Many Australians let their youngsters go to “progressive” schools which groom them to condone (if not to practise) that kind of thing, and to vilify anybody discouraging it?
Perhaps Australia needs to “progressively” eradicate those ideas.
Perhaps the Australians loudest in their claims to be progressive are progressing down the wrong track.

28
Feb

CHILD CARE IS A MOTHER’S JOB: or should we replace mothers with “expert” mercenaries at child care centres?

by Arnold Jago in Australia, Family, Lifestyle, Politics, Women

Many or most Australian women believe they should care for their own children as their main care-giver.
Probably 99 per cent-plus babies would agree.
Any government putting pressure on mothers to abandon that role is thus their enemy.
A government ideologically dedicated to squeezing parents out of the child’s life is able to use financial coercion such that a caring family can’t survive.
To offer funding, subsidies, benefits and allowances for children left in the care of strangers at a child-care centre — while withholding them from carer-parents — is unjust.
The government’s Social Services Legislation Amendment (Omnibus Savings and Child Care Reform) Bill 2017, about to be voted on by the Senate, will aggravate these problems.
It should be rejected.
Sadly, Australia’s major parties all seem to have the mentality of treating work-at-home carer-mothers as second-class citizens.
A good reason for families never to vote for those parties.

27
Feb

MUSLIMS IN AUSTRALIA: give and take needed as they settle in?

by Arnold Jago in Australia, Common Sense, Faith, Family, Justice, Lifestyle, Women
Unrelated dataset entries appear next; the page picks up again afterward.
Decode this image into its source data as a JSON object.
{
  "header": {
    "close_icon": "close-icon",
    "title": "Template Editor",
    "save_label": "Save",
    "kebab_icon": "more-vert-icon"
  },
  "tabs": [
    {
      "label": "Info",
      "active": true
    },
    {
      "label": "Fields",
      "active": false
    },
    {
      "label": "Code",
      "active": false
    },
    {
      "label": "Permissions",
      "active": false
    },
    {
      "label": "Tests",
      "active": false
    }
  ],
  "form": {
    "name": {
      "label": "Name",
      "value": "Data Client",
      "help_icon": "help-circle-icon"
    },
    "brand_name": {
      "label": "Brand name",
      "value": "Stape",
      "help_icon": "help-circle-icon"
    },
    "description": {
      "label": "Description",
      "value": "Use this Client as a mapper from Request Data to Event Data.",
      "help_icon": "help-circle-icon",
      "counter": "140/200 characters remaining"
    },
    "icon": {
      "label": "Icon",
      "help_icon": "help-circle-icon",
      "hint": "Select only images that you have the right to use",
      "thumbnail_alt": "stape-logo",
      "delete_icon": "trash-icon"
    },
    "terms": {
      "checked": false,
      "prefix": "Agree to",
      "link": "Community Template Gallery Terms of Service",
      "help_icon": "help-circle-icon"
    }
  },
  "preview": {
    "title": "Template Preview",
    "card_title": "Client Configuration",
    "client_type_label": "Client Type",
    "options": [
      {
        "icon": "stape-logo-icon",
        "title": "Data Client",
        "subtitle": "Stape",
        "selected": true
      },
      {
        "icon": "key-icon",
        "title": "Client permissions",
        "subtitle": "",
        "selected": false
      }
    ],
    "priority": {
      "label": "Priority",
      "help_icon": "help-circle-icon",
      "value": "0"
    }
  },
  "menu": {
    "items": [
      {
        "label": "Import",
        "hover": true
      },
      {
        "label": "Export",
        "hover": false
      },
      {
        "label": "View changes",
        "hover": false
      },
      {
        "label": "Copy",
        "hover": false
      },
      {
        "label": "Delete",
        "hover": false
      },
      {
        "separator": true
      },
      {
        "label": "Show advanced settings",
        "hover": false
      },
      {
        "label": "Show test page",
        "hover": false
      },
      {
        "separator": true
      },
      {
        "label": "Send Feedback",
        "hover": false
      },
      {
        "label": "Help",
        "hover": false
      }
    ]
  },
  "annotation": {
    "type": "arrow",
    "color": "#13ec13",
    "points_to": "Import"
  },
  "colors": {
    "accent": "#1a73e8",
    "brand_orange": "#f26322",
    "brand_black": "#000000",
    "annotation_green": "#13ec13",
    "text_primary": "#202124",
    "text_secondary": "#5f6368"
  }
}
An Australian judge has refused to allow a Muslim woman to wear the niqab while testifying in court.
Too harsh? I don’t think so.
A judge must form opinions concerning witnesses’ truthfulness or otherwise. Body language, including facial expression, is part of that.
If we’re worried about harshness, consider the senior Muslim last week advocating beating women as “step three” in a process of dealing with relationship issues — after counselling, buying chocolates etc.
Joumanah El Matrah, of the Australian Muslim Women’s Human Rights Centre has testified that there are “significant problems” in how Islam was interpreted…and that Muslim women would be “extremely disadvantaged” by any form of sharia court… and that Islamic orthodox interpretative frameworks allocate women “an inferior status to men” rendering them “vulnerable to violence and abuse”.
Personally, I must say I admire some aspects of Muslim’s commitment to prayer, belief in modesty etc….
But there always seems something wrong — Allah seems to come over as un-loving.
When described as “merciful” it seems not to be “mercy” in the usual sense of the word.